ACTB 42 Sigma 1:50,000 Ventricle, atrium, liver, kidney, spleen, cerebrum, cerebellum, aorta, psoas muscle, femoral muscle
Table 2.
Average signal intensities in eight rats for comparison of protein expression in each gene across tissue types
HPRT1 PPIA GYS1 TBP YWHAZ GAPDH ACTB
Cerebrum 9.82 ± 0.75 10.23 ± 0.95 9.07 ± 1.84 10.49 ± 1.41 11.27 ± 1.10 11.58 ± 0.56 9.36 ± 1.12
Cerebellum 9.85 ± 0.81 10.92 ± 0.31 9.57 ± 1.84 9.79 ± 1.96 11.18 ± 0.84 9.17 ± 1.06 9.35 ± 1.05
Ventricle 9.77 ± 0.89 9.92 ± 0.99 10.05 ± 1.97 5.63 ± 1.72 10.17 ± 1.92 11.40 ± 0.96 6.77 ± 1.60
Atrium 9.72 ± 1.72 10.91 ± 1.10 9.83 ± 1.87 4.65 ± 2.10 10.14 ± 2.28 9.35 ± 0.98 8.10 ± 0.93
Psoas muscle 9.81 ± 0.99 9.33 ± 2.38 10.10 ± 2.08 9.71 ± 1.69 7.15 ± 2.55 11.57 ± 1.11 5.79 ± 1.95
Femoral muscle 10.04 ± 0.94 9.85 ± 1.90 10.01 ± 1.05 9.39 ± 1.44 6.12 ± 3.54 11.55 ± 1.62 7.50 ± 4.33
Liver 9.03 ± 1.22 10.43 ± 1.28 1.99 ± 0.54 4.91 ± 1.08 9.51 ± 1.53 11.2 ± 1.92 9.51 ± 1.14
Spleen 9.90 ± 0.61 10.41 ± 0.92 2.87 ± 0.72 9.50 ± 2.42 9.08 ± 0.98 10.60 ± 1.07 10.33 ± 2.29
Kidney 9.57 ± 0.69 10.37 ± 0.53 1.88 ± 0.76 3.11 ± 1.21 9.77 ± 0.87 10.41 ± 0.73 7.73 ± 0.81
Aorta 10.99 ± 3.17 9.00 ± 2.57 7.33 ± 5.38 6.41 ± 2.19 5.61 ± 3.44 9.60 ± 9.08 10.63 ± 2.01

Values are presented as mean±standard deviation.

Table 3.
Coefficient of variation values (%) of each antibody according to tissue types
HPRT1 PPIA GYS1 TBP YWHAZ GAPDH ACTB
Cerebrum 7.64 9.29 20.29 13.44 9.76 4.84 11.97
Cerebellum 8.22 2.84 19.23 20.02 7.51 11.56 11.23
Ventricle 9.11 9.98 19.60 30.55 18.88 8.42 23.63
Atrium 17.70 10.08 19.02 45.16 22.49 10.48 11.48
Psoas muscle 10.09 25.51 20.59 17.40 35.66 9.59 33.68
Femoral muscle 9.36 19.29 10.49 15.34 57.84 14.03 57.73
Liver 13.51 12.27 27.14 22.00 16.09 17.14 11.99
Spleen 6.16 8.84 25.09 25.47 10.79 10.09 22.17
Kidney 7.21 5.11 40.43 38.91 8.90 7.01 10.48
Aorta 28.84 28.56 73.40 34.17 61.32 94.58 18.91

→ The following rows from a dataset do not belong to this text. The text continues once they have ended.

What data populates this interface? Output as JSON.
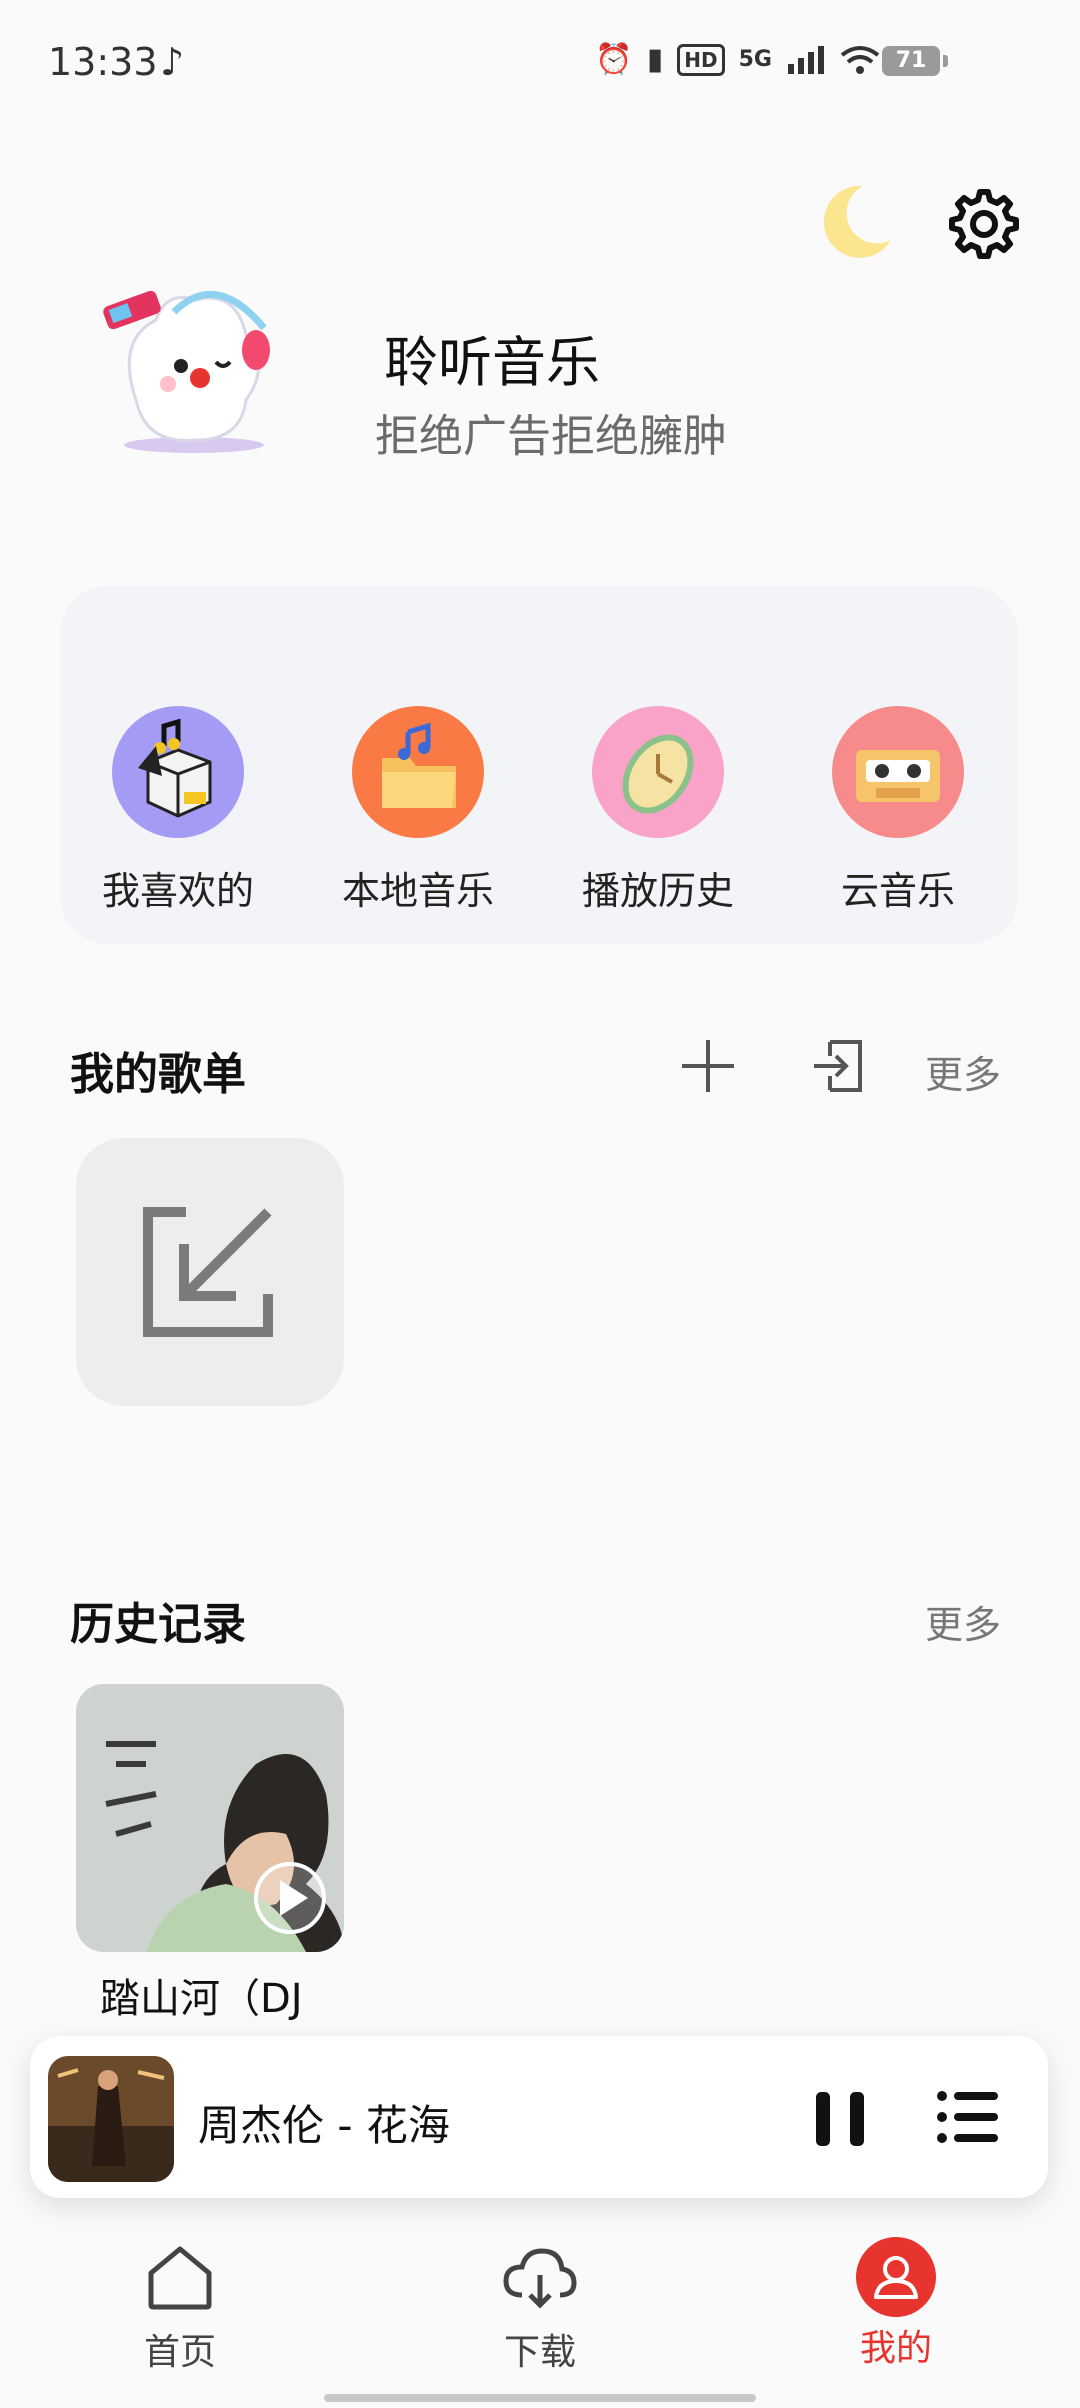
{
  "status_bar": {
    "time": "13:33",
    "note_glyph": "♪",
    "hd_label": "HD",
    "network_label": "5G",
    "battery_level": "71"
  },
  "profile": {
    "title": "聆听音乐",
    "subtitle": "拒绝广告拒绝臃肿"
  },
  "quick_actions": [
    {
      "label": "我喜欢的",
      "icon": "favorites-box-icon",
      "color": "#a49bf5"
    },
    {
      "label": "本地音乐",
      "icon": "folder-music-icon",
      "color": "#f97a45"
    },
    {
      "label": "播放历史",
      "icon": "clock-icon",
      "color": "#f9a3c8"
    },
    {
      "label": "云音乐",
      "icon": "cassette-icon",
      "color": "#f78b8b"
    }
  ],
  "playlists": {
    "title": "我的歌单",
    "more_label": "更多"
  },
  "history": {
    "title": "历史记录",
    "more_label": "更多",
    "items": [
      {
        "title": "踏山河（DJ"
      }
    ]
  },
  "player": {
    "now_playing": "周杰伦 - 花海",
    "state": "playing"
  },
  "bottom_nav": [
    {
      "label": "首页",
      "icon": "home-icon",
      "active": false
    },
    {
      "label": "下载",
      "icon": "cloud-download-icon",
      "active": false
    },
    {
      "label": "我的",
      "icon": "profile-icon",
      "active": true
    }
  ],
  "colors": {
    "accent": "#e8342f",
    "moon": "#fbe58f"
  }
}
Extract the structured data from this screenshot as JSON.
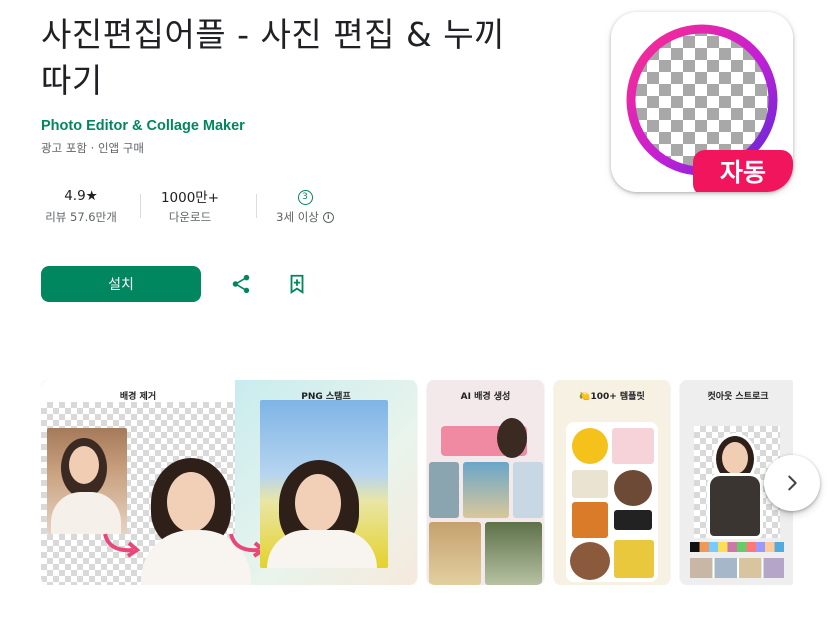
{
  "app": {
    "title": "사진편집어플 - 사진 편집 & 누끼따기",
    "developer": "Photo Editor & Collage Maker",
    "ads_note": "광고 포함 · 인앱 구매",
    "icon_badge": "자동"
  },
  "stats": {
    "rating_value": "4.9★",
    "rating_label": "리뷰 57.6만개",
    "downloads_value": "1000만+",
    "downloads_label": "다운로드",
    "age_badge": "3",
    "age_label": "3세 이상"
  },
  "actions": {
    "install_label": "설치"
  },
  "screenshots": [
    {
      "caption_left": "배경 제거",
      "caption_right": "PNG 스탬프"
    },
    {
      "caption": "AI 배경 생성"
    },
    {
      "caption": "🍋100+ 템플릿"
    },
    {
      "caption": "컷아웃 스트로크"
    }
  ],
  "colors": {
    "brand_green": "#01875f",
    "icon_ring_start": "#ff2d8a",
    "icon_ring_end": "#5b2bd8",
    "badge_pink": "#f0155d"
  },
  "icons": [
    "share-icon",
    "wishlist-icon",
    "info-icon",
    "chevron-right-icon"
  ]
}
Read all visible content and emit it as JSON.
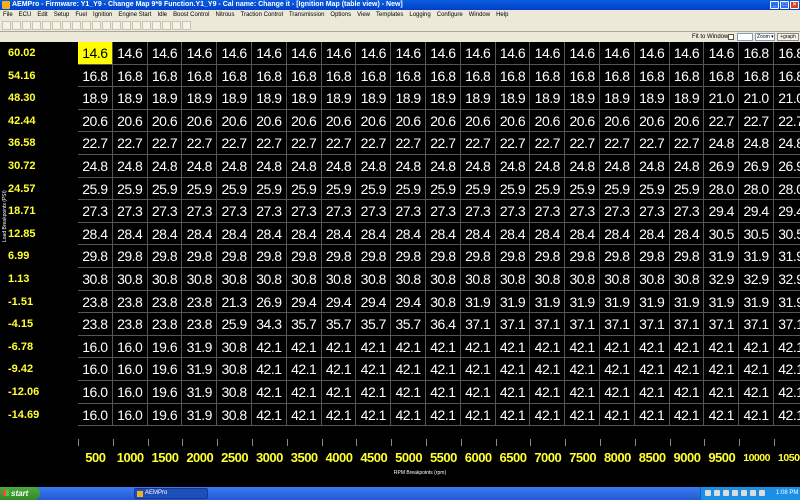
{
  "window": {
    "title": "AEMPro - Firmware: Y1_Y9 - Change Map 9*9 Function.Y1_Y9 - Cal name: Change it - [Ignition Map (table view) - New]",
    "controls": [
      "_",
      "□",
      "×"
    ]
  },
  "menu": [
    "File",
    "ECU",
    "Edit",
    "Setup",
    "Fuel",
    "Ignition",
    "Engine Start",
    "Idle",
    "Boost Control",
    "Nitrous",
    "Traction Control",
    "Transmission",
    "Options",
    "View",
    "Templates",
    "Logging",
    "Configure",
    "Window",
    "Help"
  ],
  "fitbar": {
    "fit_label": "Fit to Window",
    "zoom_label": "Zoom ▾",
    "graph_label": "+graph"
  },
  "table": {
    "load_axis_label": "Load Breakpoints (PSI)",
    "rpm_axis_label": "RPM Breakpoints (rpm)",
    "row_labels": [
      "60.02",
      "54.16",
      "48.30",
      "42.44",
      "36.58",
      "30.72",
      "24.57",
      "18.71",
      "12.85",
      "6.99",
      "1.13",
      "-1.51",
      "-4.15",
      "-6.78",
      "-9.42",
      "-12.06",
      "-14.69"
    ],
    "col_labels": [
      "500",
      "1000",
      "1500",
      "2000",
      "2500",
      "3000",
      "3500",
      "4000",
      "4500",
      "5000",
      "5500",
      "6000",
      "6500",
      "7000",
      "7500",
      "8000",
      "8500",
      "9000",
      "9500",
      "10000",
      "10500"
    ],
    "rows": [
      [
        "14.6",
        "14.6",
        "14.6",
        "14.6",
        "14.6",
        "14.6",
        "14.6",
        "14.6",
        "14.6",
        "14.6",
        "14.6",
        "14.6",
        "14.6",
        "14.6",
        "14.6",
        "14.6",
        "14.6",
        "14.6",
        "14.6",
        "16.8",
        "16.8"
      ],
      [
        "16.8",
        "16.8",
        "16.8",
        "16.8",
        "16.8",
        "16.8",
        "16.8",
        "16.8",
        "16.8",
        "16.8",
        "16.8",
        "16.8",
        "16.8",
        "16.8",
        "16.8",
        "16.8",
        "16.8",
        "16.8",
        "16.8",
        "16.8",
        "16.8"
      ],
      [
        "18.9",
        "18.9",
        "18.9",
        "18.9",
        "18.9",
        "18.9",
        "18.9",
        "18.9",
        "18.9",
        "18.9",
        "18.9",
        "18.9",
        "18.9",
        "18.9",
        "18.9",
        "18.9",
        "18.9",
        "18.9",
        "21.0",
        "21.0",
        "21.0"
      ],
      [
        "20.6",
        "20.6",
        "20.6",
        "20.6",
        "20.6",
        "20.6",
        "20.6",
        "20.6",
        "20.6",
        "20.6",
        "20.6",
        "20.6",
        "20.6",
        "20.6",
        "20.6",
        "20.6",
        "20.6",
        "20.6",
        "22.7",
        "22.7",
        "22.7"
      ],
      [
        "22.7",
        "22.7",
        "22.7",
        "22.7",
        "22.7",
        "22.7",
        "22.7",
        "22.7",
        "22.7",
        "22.7",
        "22.7",
        "22.7",
        "22.7",
        "22.7",
        "22.7",
        "22.7",
        "22.7",
        "22.7",
        "24.8",
        "24.8",
        "24.8"
      ],
      [
        "24.8",
        "24.8",
        "24.8",
        "24.8",
        "24.8",
        "24.8",
        "24.8",
        "24.8",
        "24.8",
        "24.8",
        "24.8",
        "24.8",
        "24.8",
        "24.8",
        "24.8",
        "24.8",
        "24.8",
        "24.8",
        "26.9",
        "26.9",
        "26.9"
      ],
      [
        "25.9",
        "25.9",
        "25.9",
        "25.9",
        "25.9",
        "25.9",
        "25.9",
        "25.9",
        "25.9",
        "25.9",
        "25.9",
        "25.9",
        "25.9",
        "25.9",
        "25.9",
        "25.9",
        "25.9",
        "25.9",
        "28.0",
        "28.0",
        "28.0"
      ],
      [
        "27.3",
        "27.3",
        "27.3",
        "27.3",
        "27.3",
        "27.3",
        "27.3",
        "27.3",
        "27.3",
        "27.3",
        "27.3",
        "27.3",
        "27.3",
        "27.3",
        "27.3",
        "27.3",
        "27.3",
        "27.3",
        "29.4",
        "29.4",
        "29.4"
      ],
      [
        "28.4",
        "28.4",
        "28.4",
        "28.4",
        "28.4",
        "28.4",
        "28.4",
        "28.4",
        "28.4",
        "28.4",
        "28.4",
        "28.4",
        "28.4",
        "28.4",
        "28.4",
        "28.4",
        "28.4",
        "28.4",
        "30.5",
        "30.5",
        "30.5"
      ],
      [
        "29.8",
        "29.8",
        "29.8",
        "29.8",
        "29.8",
        "29.8",
        "29.8",
        "29.8",
        "29.8",
        "29.8",
        "29.8",
        "29.8",
        "29.8",
        "29.8",
        "29.8",
        "29.8",
        "29.8",
        "29.8",
        "31.9",
        "31.9",
        "31.9"
      ],
      [
        "30.8",
        "30.8",
        "30.8",
        "30.8",
        "30.8",
        "30.8",
        "30.8",
        "30.8",
        "30.8",
        "30.8",
        "30.8",
        "30.8",
        "30.8",
        "30.8",
        "30.8",
        "30.8",
        "30.8",
        "30.8",
        "32.9",
        "32.9",
        "32.9"
      ],
      [
        "23.8",
        "23.8",
        "23.8",
        "23.8",
        "21.3",
        "26.9",
        "29.4",
        "29.4",
        "29.4",
        "29.4",
        "30.8",
        "31.9",
        "31.9",
        "31.9",
        "31.9",
        "31.9",
        "31.9",
        "31.9",
        "31.9",
        "31.9",
        "31.9"
      ],
      [
        "23.8",
        "23.8",
        "23.8",
        "23.8",
        "25.9",
        "34.3",
        "35.7",
        "35.7",
        "35.7",
        "35.7",
        "36.4",
        "37.1",
        "37.1",
        "37.1",
        "37.1",
        "37.1",
        "37.1",
        "37.1",
        "37.1",
        "37.1",
        "37.1"
      ],
      [
        "16.0",
        "16.0",
        "19.6",
        "31.9",
        "30.8",
        "42.1",
        "42.1",
        "42.1",
        "42.1",
        "42.1",
        "42.1",
        "42.1",
        "42.1",
        "42.1",
        "42.1",
        "42.1",
        "42.1",
        "42.1",
        "42.1",
        "42.1",
        "42.1"
      ],
      [
        "16.0",
        "16.0",
        "19.6",
        "31.9",
        "30.8",
        "42.1",
        "42.1",
        "42.1",
        "42.1",
        "42.1",
        "42.1",
        "42.1",
        "42.1",
        "42.1",
        "42.1",
        "42.1",
        "42.1",
        "42.1",
        "42.1",
        "42.1",
        "42.1"
      ],
      [
        "16.0",
        "16.0",
        "19.6",
        "31.9",
        "30.8",
        "42.1",
        "42.1",
        "42.1",
        "42.1",
        "42.1",
        "42.1",
        "42.1",
        "42.1",
        "42.1",
        "42.1",
        "42.1",
        "42.1",
        "42.1",
        "42.1",
        "42.1",
        "42.1"
      ],
      [
        "16.0",
        "16.0",
        "19.6",
        "31.9",
        "30.8",
        "42.1",
        "42.1",
        "42.1",
        "42.1",
        "42.1",
        "42.1",
        "42.1",
        "42.1",
        "42.1",
        "42.1",
        "42.1",
        "42.1",
        "42.1",
        "42.1",
        "42.1",
        "42.1"
      ]
    ],
    "selected_row": 0,
    "selected_col": 0
  },
  "taskbar": {
    "start_label": "start",
    "task_label": "AEMPro",
    "clock": "1:08 PM"
  }
}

TOOLS
PDF Links  PDF Links
PubReader  PubReader
Full text via DOI  Full text via DOI
Download Citation  Download Citation
CrossRef TDM  CrossRef TDM
Supplement  Supplement
  E-Mail
  Print
Share:      
METRICS
3
Crossref
4
Scopus
3,998
View
31
Download
Related article